In engaging in this battle to prove our ill health we fulfil a certain intention (one embraced by the media), a public transcript, which centres on the notion of the supposed separation of the deserving from the undeserving sick. This is a misdirection, in that we are failing to catch a more radical message inherent in the policy that underpins the WCA. This message has been quite overt, Grayling and Gunnyeon have acknowledged that people being moved off ESA onto JSA are indeed sick. That is the point of Grayling stating it is not about ‘failing’. He quite readily, and contradictorily, admits that people ‘found fit’ are to some extent sick. What he is saying, and it is a message that is a departure from previous public conceptions of illness, is that the sick must work.

This message has been overshadowed by the understandable outcry over extremely sick people being found fit for work by Atos Healthcare’s medically qualified servants.
But it is at the heart of this government policy. The sick must now work. Of course it is only the poor sick who must work, because those with financial resources, those who are the least in need of any support, have the luxury of being able to accomodate their illness, take care of themselves and live an adapted life.
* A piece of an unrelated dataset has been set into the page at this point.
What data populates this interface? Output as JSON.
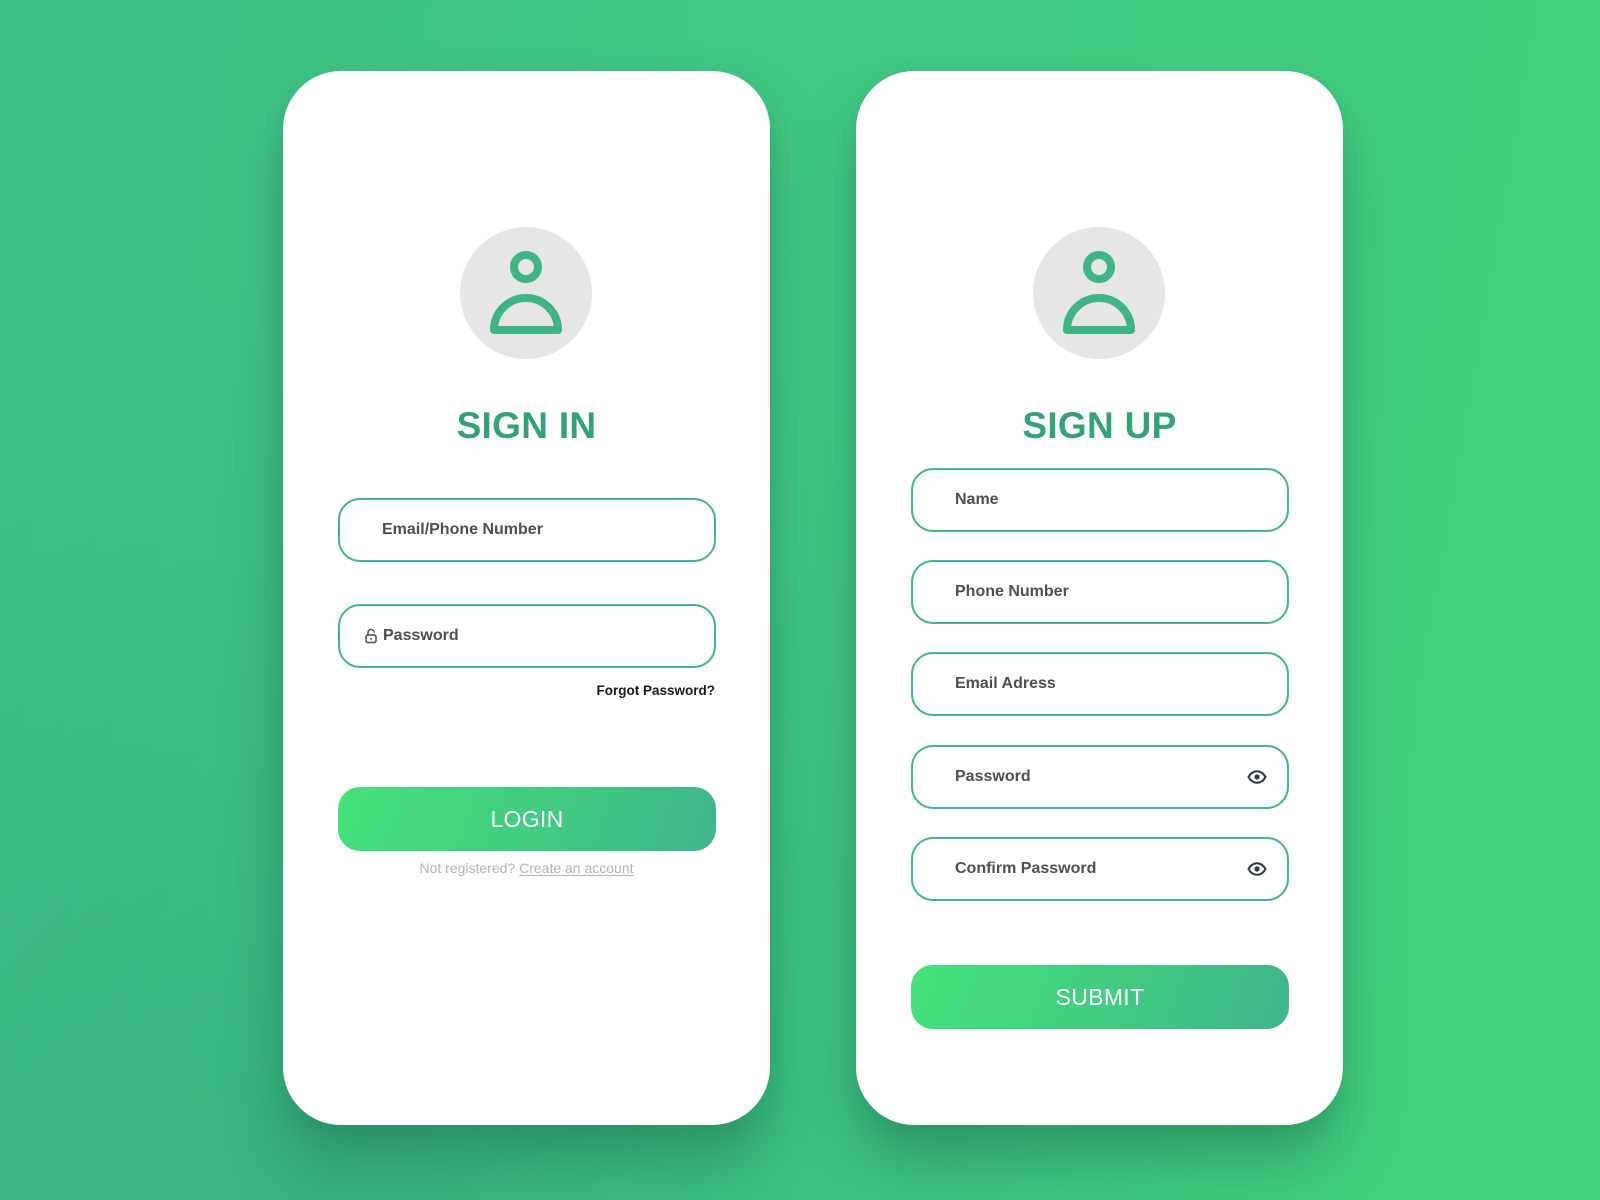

The poorer sick must ignore their physical/mental impairments, ignore their bodies’ messages and strive to overcome feelings of discomfort, pain and malaise in order to put themselves to work.

The glib idea culled from one literature review assessing the ‘benefits of work’, that Work Is Good For You, does not have sickness as its focus. It proves nothing other than that a lack of income is bad for you, which is to statethebleedinobvious. It in no way demonstrates that sick people in work are better off for forcing more activity out of an impaired body. Reason tells us this. But what this government is doing is not reasonable. It is a blatant attempt to change people’s attitudes to the relationship between (ill) health and work. It is not for the purpose of, as some have genuinely attempted to do, removing barriers to work for the sick and disabled. It is an attempt to remove conceptual barriers that acknowledge limits to what a sick person should be forced to do in order to survive in their society . It is to remove support, both financial and social, from the sick, by removing any obligation on the state to provide this, their side of the social contract.

Written by bigleyma

October 4, 2011 at 9:25 pm